STUDIES IN A KINDRED WITH PARATHYROID CARCINOMA JOURNAL OF CLINICAL ENDOCRINOLOGY & METABOLISM Streeten, E. A., Weinstein, L. S., NORTON, J. A., Mulvihill, J. J., White, B. J., FRIEDMAN, E., Jaffe, G., Brandi, M. L., Stewart, K., Zimering, M. B., Spiegel, A. M., AURBACH, G. D., Marx, S. J. 1992; 75 (2): 362-366

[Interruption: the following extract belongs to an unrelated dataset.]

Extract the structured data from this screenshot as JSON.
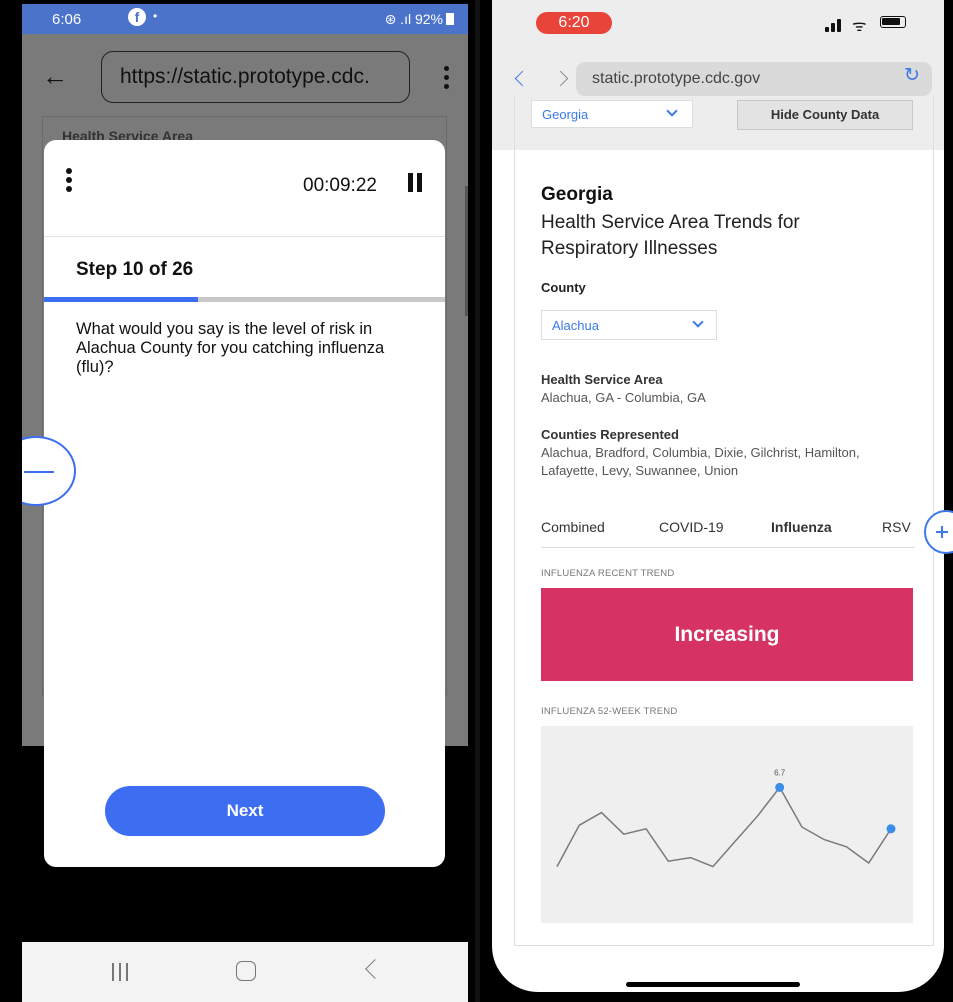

We report a family with primary hyperparathyroidism in four patients in two generations with apparent autosomal dominant transmission. A fifth member was probably affected. Two cases had definite parathyroid carcinoma (PC), and two had parathyroid adenoma with atypical features that could represent an early stage of cancer. In each of our patients, one parathyroid gland was abnormal. Five other parathyroid glands (in two patients) were normal in histology and size. There was no evidence of neoplasia in other tissues. Constitutional karyotypes were normal in all four patients. We identified three chromosomal abnormalities (a reciprocal translocation between chromosomes 3 and 4, trisomy 7, and a pericentric inversion in chromosome 9) in cultured PC tissue from one patient. These chromosomal changes are of unclear significance. Analyses on tumor DNA from one case of PC and one of atypical adenoma showed no evidence of ras gene mutations, PTH gene rearrangement, or allelic loss from chromosome 11q13 (locus of the gene for multiple endocrine neoplasia type 1). This family shows susceptibility to cancer without antecedent hyperplasia in all parathyroids. It could help identify a novel tumor susceptibility gene.

View details for Web of Science ID A1992JG86700006

View details for PubMedID 1639936